Democrats are also in a neck-and-neck race to acquire the seat of retiring GOP Sen. Dan Coats in Indiana.

Rep. Joe Heck, R-Nevada, the GOP candidate for Reid’s seat, is slightly ahead in the race.

Heck, who notably endorsed Trump in a state in which the Hispanic Republican governor has yet to endorse the nominee, on Saturday publically called on Trump to step down.

Rubio is way in front. Democrat Jason Kander has made things a contest against Blunt in Missouri. Burr is showing some signs of a struggle against Democratic challenger Deborah Ross.

Burr’s race could be key as Democratic presidential nominee Hillary Clinton assumed a lead in the Tar Heel State.

That’s bad news for Burr. North Carolina voters almost always align their ballots for president and Senate. Only once have they divided their votes for those offices: 1968.

If Heck flips Reid’s seat in Nevada, Republicans need to hold three of the remaining five competitive Senate races.
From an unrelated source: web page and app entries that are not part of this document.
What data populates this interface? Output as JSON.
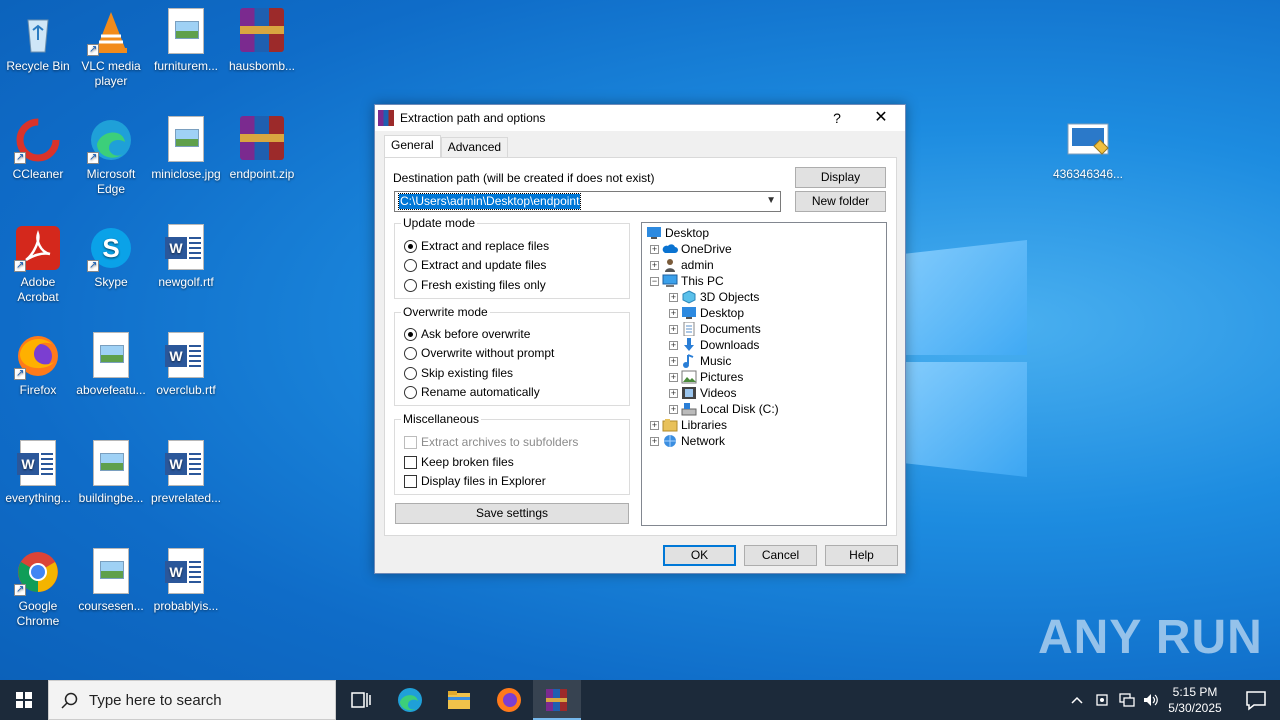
{
  "desktop": {
    "icons": [
      {
        "label": "Recycle Bin",
        "icon": "recycle-bin-icon"
      },
      {
        "label": "VLC media player",
        "icon": "vlc-icon"
      },
      {
        "label": "furniturem...",
        "icon": "image-file-icon"
      },
      {
        "label": "hausbomb...",
        "icon": "winrar-archive-icon"
      },
      {
        "label": "CCleaner",
        "icon": "ccleaner-icon"
      },
      {
        "label": "Microsoft Edge",
        "icon": "edge-icon"
      },
      {
        "label": "miniclose.jpg",
        "icon": "image-file-icon"
      },
      {
        "label": "endpoint.zip",
        "icon": "winrar-archive-icon"
      },
      {
        "label": "Adobe Acrobat",
        "icon": "acrobat-icon"
      },
      {
        "label": "Skype",
        "icon": "skype-icon"
      },
      {
        "label": "newgolf.rtf",
        "icon": "word-doc-icon"
      },
      {
        "label": "Firefox",
        "icon": "firefox-icon"
      },
      {
        "label": "abovefeatu...",
        "icon": "image-file-icon"
      },
      {
        "label": "overclub.rtf",
        "icon": "word-doc-icon"
      },
      {
        "label": "everything...",
        "icon": "word-doc-icon"
      },
      {
        "label": "buildingbe...",
        "icon": "image-file-icon"
      },
      {
        "label": "prevrelated...",
        "icon": "word-doc-icon"
      },
      {
        "label": "Google Chrome",
        "icon": "chrome-icon"
      },
      {
        "label": "coursesen...",
        "icon": "image-file-icon"
      },
      {
        "label": "probablyis...",
        "icon": "word-doc-icon"
      },
      {
        "label": "436346346...",
        "icon": "installer-icon"
      }
    ]
  },
  "dialog": {
    "title": "Extraction path and options",
    "help_glyph": "?",
    "close_glyph": "✕",
    "tabs": [
      "General",
      "Advanced"
    ],
    "dest_label": "Destination path (will be created if does not exist)",
    "dest_value": "C:\\Users\\admin\\Desktop\\endpoint",
    "display_button": "Display",
    "new_folder_button": "New folder",
    "update_mode": {
      "title": "Update mode",
      "options": [
        "Extract and replace files",
        "Extract and update files",
        "Fresh existing files only"
      ],
      "selected": "Extract and replace files"
    },
    "overwrite_mode": {
      "title": "Overwrite mode",
      "options": [
        "Ask before overwrite",
        "Overwrite without prompt",
        "Skip existing files",
        "Rename automatically"
      ],
      "selected": "Ask before overwrite"
    },
    "misc": {
      "title": "Miscellaneous",
      "options": [
        "Extract archives to subfolders",
        "Keep broken files",
        "Display files in Explorer"
      ]
    },
    "save_settings": "Save settings",
    "tree": [
      "Desktop",
      "OneDrive",
      "admin",
      "This PC",
      "3D Objects",
      "Desktop",
      "Documents",
      "Downloads",
      "Music",
      "Pictures",
      "Videos",
      "Local Disk (C:)",
      "Libraries",
      "Network"
    ],
    "ok": "OK",
    "cancel": "Cancel",
    "help": "Help"
  },
  "taskbar": {
    "search_placeholder": "Type here to search",
    "time": "5:15 PM",
    "date": "5/30/2025"
  },
  "watermark": "ANY RUN",
  "colors": {
    "accent": "#0078d7",
    "taskbar": "#1c2a3a",
    "desktop": "#0f6cc8"
  }
}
Rubio boasts a healthy lead. So it could come down to the GOP incumbents in Missouri, New Hampshire, North Carolina and Pennsylvania.
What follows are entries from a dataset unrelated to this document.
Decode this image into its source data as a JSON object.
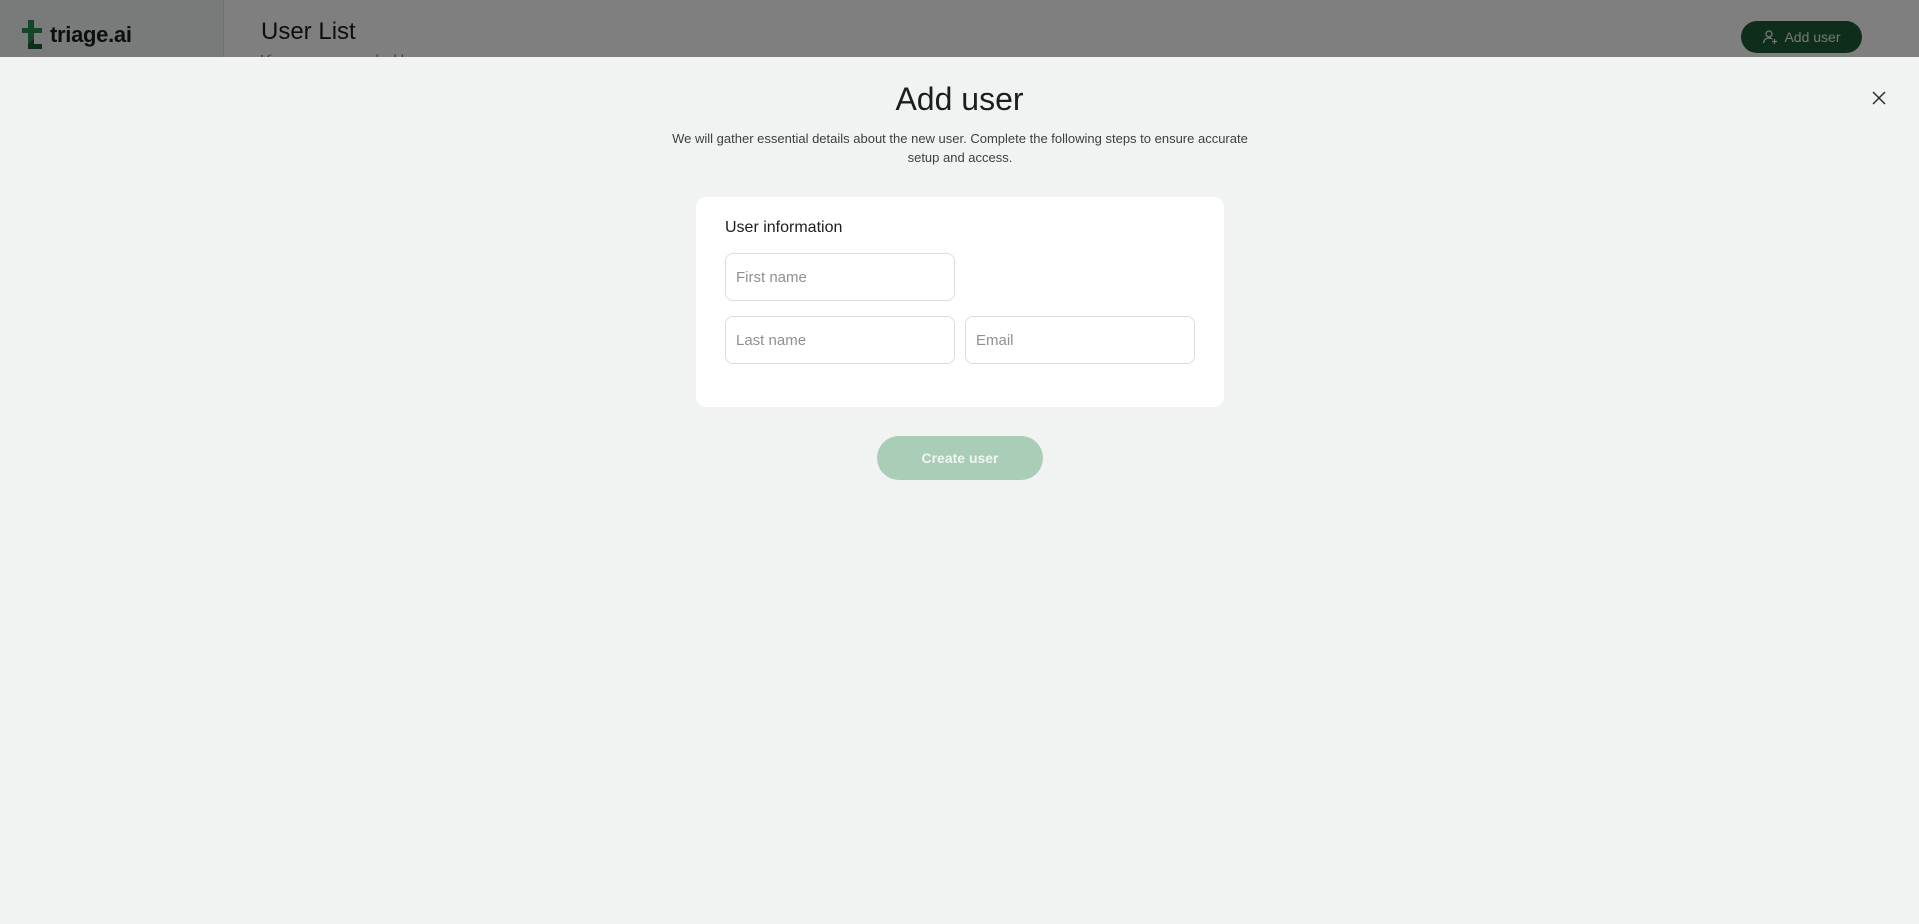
{
  "app": {
    "brand": "triage.ai",
    "brand_color": "#1f5a37"
  },
  "background": {
    "page_title": "User List",
    "page_subtitle": "View your users and add new ones",
    "add_user_label": "Add user"
  },
  "modal": {
    "title": "Add user",
    "description": "We will gather essential details about the new user. Complete the following steps to ensure accurate setup and access.",
    "section_title": "User information",
    "fields": {
      "first_name_placeholder": "First name",
      "last_name_placeholder": "Last name",
      "email_placeholder": "Email"
    },
    "submit_label": "Create user",
    "close_icon": "close-icon"
  }
}
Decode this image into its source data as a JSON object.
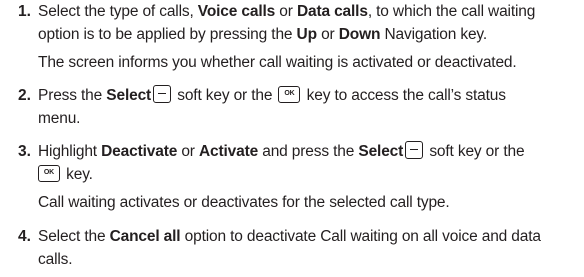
{
  "steps": [
    {
      "number": "1.",
      "lines": {
        "l1_a": "Select the type of calls, ",
        "l1_b": "Voice calls",
        "l1_c": " or ",
        "l1_d": "Data calls",
        "l1_e": ", to which the call waiting",
        "l2_a": "option is to be applied by pressing the ",
        "l2_b": "Up",
        "l2_c": " or ",
        "l2_d": "Down",
        "l2_e": " Navigation key.",
        "note": "The screen informs you whether call waiting is activated or deactivated."
      }
    },
    {
      "number": "2.",
      "lines": {
        "l1_a": "Press the ",
        "l1_b": "Select",
        "l1_c": " soft key or the ",
        "l1_d": " key to access the call’s status",
        "l2_a": "menu."
      }
    },
    {
      "number": "3.",
      "lines": {
        "l1_a": "Highlight ",
        "l1_b": "Deactivate",
        "l1_c": " or ",
        "l1_d": "Activate",
        "l1_e": " and press the ",
        "l1_f": "Select",
        "l1_g": " soft key or the",
        "l2_a": " key.",
        "note": "Call waiting activates or deactivates for the selected call type."
      }
    },
    {
      "number": "4.",
      "lines": {
        "l1_a": "Select the ",
        "l1_b": "Cancel all",
        "l1_c": " option to deactivate Call waiting on all voice and data",
        "l2_a": "calls."
      }
    }
  ],
  "icons": {
    "soft_key": "left-soft-key-icon",
    "ok_key": "ok-key-icon",
    "ok_key_label": "OK"
  }
}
This is why it was such a big deal for Democrats to court former Sen. Evan Bayh to run against Rep. Todd Young for Coats’ open seat. Indiana was expected to be a lay-up for Republicans without the Democratic recruiting coup of Bayh.

Which party runs the Senate may just come down to a seat or two. It’s not out of the realm of possibility that the Senate is tied 50/50. There have been election ties in the Senate: 1881, 1953 and 2001.

Conventional wisdom is that whichever party secures the presidency wins the Senate by fiat. That’s because the vice president, who simultaneously serves as president of the Senate, would preside and break ties.

But it’s more complex than that. The 1881, 1953 and 2001 Senate tie scenarios all featured senators forging some form of a power-sharing agreement. Considering the toxicity of today’s political climate, it’s unknown if leaders could craft a pact to manage the show on Capitol Hill.

We may not know which party controls the Senate for days if not weeks following the election due to recounts and challenges in nip-and-tuck states.

Regardless, the political ground could be shifting right now. If there’s a late break in favor of Democrats in congressional contests, this is the point in October when it’s going to happen. And the Trump tape presents that opportunity.